Items from a dataset:
○ ○ ○ ○

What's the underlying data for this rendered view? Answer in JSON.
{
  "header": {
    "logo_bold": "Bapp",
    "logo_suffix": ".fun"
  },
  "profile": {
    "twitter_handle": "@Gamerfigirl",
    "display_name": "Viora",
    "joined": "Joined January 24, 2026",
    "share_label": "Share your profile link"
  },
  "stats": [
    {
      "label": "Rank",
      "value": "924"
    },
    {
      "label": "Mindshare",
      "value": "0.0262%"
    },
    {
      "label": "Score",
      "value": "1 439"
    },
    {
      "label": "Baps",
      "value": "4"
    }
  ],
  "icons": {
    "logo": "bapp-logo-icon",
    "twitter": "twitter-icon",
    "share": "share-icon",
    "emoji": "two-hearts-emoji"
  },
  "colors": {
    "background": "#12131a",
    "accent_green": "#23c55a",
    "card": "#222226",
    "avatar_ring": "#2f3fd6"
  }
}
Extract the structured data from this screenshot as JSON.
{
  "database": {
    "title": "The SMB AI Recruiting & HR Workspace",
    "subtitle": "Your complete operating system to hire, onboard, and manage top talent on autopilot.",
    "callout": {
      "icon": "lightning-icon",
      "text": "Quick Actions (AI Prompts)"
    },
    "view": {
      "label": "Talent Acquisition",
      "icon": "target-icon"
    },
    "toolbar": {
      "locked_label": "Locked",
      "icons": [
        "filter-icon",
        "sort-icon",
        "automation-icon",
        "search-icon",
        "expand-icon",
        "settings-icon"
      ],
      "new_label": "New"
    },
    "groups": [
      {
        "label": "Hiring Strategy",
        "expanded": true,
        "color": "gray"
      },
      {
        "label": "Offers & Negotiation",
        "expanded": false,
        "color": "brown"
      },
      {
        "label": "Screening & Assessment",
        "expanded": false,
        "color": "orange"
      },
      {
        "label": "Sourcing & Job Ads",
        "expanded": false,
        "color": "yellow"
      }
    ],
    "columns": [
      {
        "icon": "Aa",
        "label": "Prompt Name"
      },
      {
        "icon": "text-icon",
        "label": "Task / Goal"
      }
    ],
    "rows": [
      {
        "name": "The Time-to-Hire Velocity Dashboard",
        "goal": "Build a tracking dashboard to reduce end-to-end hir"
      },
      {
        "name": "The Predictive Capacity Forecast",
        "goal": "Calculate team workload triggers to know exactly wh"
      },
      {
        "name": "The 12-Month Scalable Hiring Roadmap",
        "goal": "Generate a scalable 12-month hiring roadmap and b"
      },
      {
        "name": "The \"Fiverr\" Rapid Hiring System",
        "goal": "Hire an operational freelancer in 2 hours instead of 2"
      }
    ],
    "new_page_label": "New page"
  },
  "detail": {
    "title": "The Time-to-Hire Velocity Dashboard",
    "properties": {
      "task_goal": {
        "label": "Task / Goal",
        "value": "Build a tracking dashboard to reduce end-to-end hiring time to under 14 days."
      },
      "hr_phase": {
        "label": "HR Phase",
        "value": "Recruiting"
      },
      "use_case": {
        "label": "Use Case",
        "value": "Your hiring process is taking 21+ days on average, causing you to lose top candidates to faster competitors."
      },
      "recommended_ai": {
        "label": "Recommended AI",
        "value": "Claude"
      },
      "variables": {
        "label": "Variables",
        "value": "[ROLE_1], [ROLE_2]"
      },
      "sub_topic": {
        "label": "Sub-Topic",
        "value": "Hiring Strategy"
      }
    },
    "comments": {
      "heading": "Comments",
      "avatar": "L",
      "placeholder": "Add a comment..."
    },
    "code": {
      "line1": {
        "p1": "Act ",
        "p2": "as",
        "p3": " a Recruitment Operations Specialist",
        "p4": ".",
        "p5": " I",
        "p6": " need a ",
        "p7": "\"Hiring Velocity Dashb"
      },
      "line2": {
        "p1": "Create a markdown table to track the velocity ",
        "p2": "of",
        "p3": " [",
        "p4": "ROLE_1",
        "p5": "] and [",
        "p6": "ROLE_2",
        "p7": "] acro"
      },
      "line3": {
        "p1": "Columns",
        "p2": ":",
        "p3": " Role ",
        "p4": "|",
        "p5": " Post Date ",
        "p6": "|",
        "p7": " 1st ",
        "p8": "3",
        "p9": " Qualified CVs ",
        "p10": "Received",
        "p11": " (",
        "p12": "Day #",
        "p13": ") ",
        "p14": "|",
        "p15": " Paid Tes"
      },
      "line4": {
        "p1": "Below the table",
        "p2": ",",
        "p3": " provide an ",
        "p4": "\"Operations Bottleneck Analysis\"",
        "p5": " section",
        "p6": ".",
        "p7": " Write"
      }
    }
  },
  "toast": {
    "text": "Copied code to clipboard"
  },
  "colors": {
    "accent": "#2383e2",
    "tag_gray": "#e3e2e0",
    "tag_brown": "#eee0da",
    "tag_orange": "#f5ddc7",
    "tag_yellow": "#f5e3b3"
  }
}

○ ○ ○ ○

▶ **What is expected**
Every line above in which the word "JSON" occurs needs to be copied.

▶ **Answer**
What's the underlying data for this rendered view? Answer in JSON.
Extract the structured data from this screenshot as JSON.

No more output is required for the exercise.